5 ways to empower student voice in the classroom
When you find a tool that supports student voice and choice, you know you have found the pot of gold at the end of a rainbow. Flocabulary is one of those tools!
Flocabulary is a learning program for all grades that uses educational hip-hop music to engage students and increase achievement across the curriculum. We will dive into a few of my favorite ways to leverage Flocabulary to encourage and support student voice such as Lyric Lab, life skills, and Flocabulary’s student contests. Let’s get started!
1. Lyric Lab
Lyric lab is one of my absolute favorite tools to support student voice and engagement! It is a space where students or even adults can write academic rhymes that align with content being taught or shared in class. Flocabulary’s videos engage, the instructional tools help students with mastering content, and Lyric Lab gives them a safe space to be creative with their writing while also continuing to learn more about the rich vocabulary that Flocabulary is so well-known for.
Take a look at how it works:
2. Showing students that they belong in our classrooms
Showing our students that they belong in our classrooms – that they belong in ALL spaces – is so important. When considering what tech tools or content we provide to our students it is crucial to consider if they will feel a sense of belongingness because of it. Not only does Flocabulary address content areas such as math and science but it also addresses human issues such as social emotional learning, racial and social justice, and health and wellness. As you are browsing through the lessons, check out the Life Skills section to explore this more.
3. Week in Rap Shout-Out Contest
With Flocabulary’s Week in Rap, students are able to engage and relate to current events that spark meaningful conversations and offer a wider view of THEIR world. With these videos also comes shout-outs. Have you ever wondered how students and their schools get those shout-outs? Students create a rap or poem that highlights their take on the story of the week and how it relates to themselves, their community and the world. Each Thursday evening, Flocabulary will alert the lucky school and they will have about one week to submit a video or a photo that will be featured in Week in Rap (Grades 6-12) or Week in Rap Junior (Grades 3-5). Are you ready for that shout-out?
4. Vocab Cards
While Flocabulary’s videos engage and amp up the excitement for different content areas and topics, the Vocab Cards within the lesson sequence give students the opportunity to build upon their knowledge of the vocabulary taught through creative writing and drawing.

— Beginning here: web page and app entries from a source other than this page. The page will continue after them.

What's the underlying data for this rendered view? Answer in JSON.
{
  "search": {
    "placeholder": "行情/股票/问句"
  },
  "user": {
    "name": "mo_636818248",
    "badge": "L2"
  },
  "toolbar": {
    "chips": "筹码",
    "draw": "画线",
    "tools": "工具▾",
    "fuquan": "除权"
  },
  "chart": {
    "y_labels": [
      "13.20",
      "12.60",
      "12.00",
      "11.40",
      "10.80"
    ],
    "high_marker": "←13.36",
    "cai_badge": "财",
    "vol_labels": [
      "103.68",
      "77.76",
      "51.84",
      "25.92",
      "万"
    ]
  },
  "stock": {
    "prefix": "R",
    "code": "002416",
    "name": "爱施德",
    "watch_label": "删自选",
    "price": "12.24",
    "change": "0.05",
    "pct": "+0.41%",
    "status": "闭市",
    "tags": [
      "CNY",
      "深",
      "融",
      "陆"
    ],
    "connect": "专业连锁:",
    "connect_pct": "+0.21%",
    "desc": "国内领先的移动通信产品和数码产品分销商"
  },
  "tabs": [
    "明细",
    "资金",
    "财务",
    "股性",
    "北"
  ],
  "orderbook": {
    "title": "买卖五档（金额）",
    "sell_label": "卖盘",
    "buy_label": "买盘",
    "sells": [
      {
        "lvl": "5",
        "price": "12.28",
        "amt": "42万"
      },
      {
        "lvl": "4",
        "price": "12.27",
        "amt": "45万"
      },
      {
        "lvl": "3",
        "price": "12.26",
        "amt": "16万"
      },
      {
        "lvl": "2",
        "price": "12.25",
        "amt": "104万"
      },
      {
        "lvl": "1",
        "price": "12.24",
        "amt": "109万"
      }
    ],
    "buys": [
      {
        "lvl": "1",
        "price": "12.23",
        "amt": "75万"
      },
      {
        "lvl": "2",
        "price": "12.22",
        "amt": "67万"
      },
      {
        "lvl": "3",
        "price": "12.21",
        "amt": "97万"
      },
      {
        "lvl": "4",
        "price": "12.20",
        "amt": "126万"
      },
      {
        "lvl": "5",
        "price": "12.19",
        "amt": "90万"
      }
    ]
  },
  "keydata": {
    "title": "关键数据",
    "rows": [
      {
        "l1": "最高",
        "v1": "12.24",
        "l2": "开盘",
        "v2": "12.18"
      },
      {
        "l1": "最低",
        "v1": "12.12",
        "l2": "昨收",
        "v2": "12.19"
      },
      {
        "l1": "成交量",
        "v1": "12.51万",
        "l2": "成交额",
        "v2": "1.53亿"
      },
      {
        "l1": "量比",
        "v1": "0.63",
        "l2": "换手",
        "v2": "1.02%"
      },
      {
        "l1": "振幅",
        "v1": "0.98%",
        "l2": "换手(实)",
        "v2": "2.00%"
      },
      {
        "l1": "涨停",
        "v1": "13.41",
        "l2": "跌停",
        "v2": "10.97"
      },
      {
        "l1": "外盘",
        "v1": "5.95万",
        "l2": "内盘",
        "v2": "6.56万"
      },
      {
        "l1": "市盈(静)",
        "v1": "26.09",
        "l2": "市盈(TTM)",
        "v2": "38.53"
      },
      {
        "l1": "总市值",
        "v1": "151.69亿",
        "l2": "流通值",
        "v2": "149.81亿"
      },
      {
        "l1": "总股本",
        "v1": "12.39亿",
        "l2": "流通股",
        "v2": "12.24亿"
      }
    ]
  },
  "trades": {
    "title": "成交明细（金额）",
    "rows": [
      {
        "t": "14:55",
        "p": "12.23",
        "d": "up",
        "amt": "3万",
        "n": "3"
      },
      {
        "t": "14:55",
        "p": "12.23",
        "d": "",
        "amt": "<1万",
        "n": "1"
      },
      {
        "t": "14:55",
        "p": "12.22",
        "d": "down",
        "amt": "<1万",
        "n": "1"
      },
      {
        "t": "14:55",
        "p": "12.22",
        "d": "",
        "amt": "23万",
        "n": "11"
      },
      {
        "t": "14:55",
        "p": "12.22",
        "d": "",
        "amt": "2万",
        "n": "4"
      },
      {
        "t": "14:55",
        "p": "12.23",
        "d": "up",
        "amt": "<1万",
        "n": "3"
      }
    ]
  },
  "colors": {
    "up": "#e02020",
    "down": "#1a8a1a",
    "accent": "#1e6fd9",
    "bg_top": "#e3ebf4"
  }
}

This is another way that Flocabulary supports student voice and choice! Each card contains the word and definition(s), as well as the part of speech and an example of it used in a sentence. They can even have the word and definition(s) read to them. They can take it even further by writing with the word and illustrating it. Talk about engagement!
5. Flocabulary’s Student Contests
When the time comes, I encourage you to check out Flocabulary’s Student Contests! During the month of February, students can participate in the Black History Month Rap Contest. Students are encouraged to research and develop a poem or rap that celebrates under-recognized Black historical figures. Another contest that students can participate in is the Celebrating Latinx Identities Contest. From about the middle of September to the middle of October, students are once again encouraged to research and write about an event, person, tradition, or identity tied to Latinx culture. The winning students have their lyrics turned into a Flocabulary lesson and get to be involved in the lesson creation process! Each of these events inspire and connect students to the world around them as well as their individual identities and interests.
Take a look at past winning entries that were made into Flocab lessons:
- Black History Month Contest 2018: John Lewis & Nonviolent Action
- Celebrating Latinx Identities 2020: Sor Juana Inés de la Cruz
- Celebrating Latinx Identities 2020: José Hernández
- Black History Month Contest 2021: Emmett Till
- Black History Month Contest 2021: Fannie Lou Hamer
Pot of gold at the end of the rainbow, right?! Flocabulary’s content is engaging, relevant, meaningful, and timely. It can sometimes give a voice to those that need it and a space for many to express themselves freely. It is so much more than engaging videos.
It is so much more.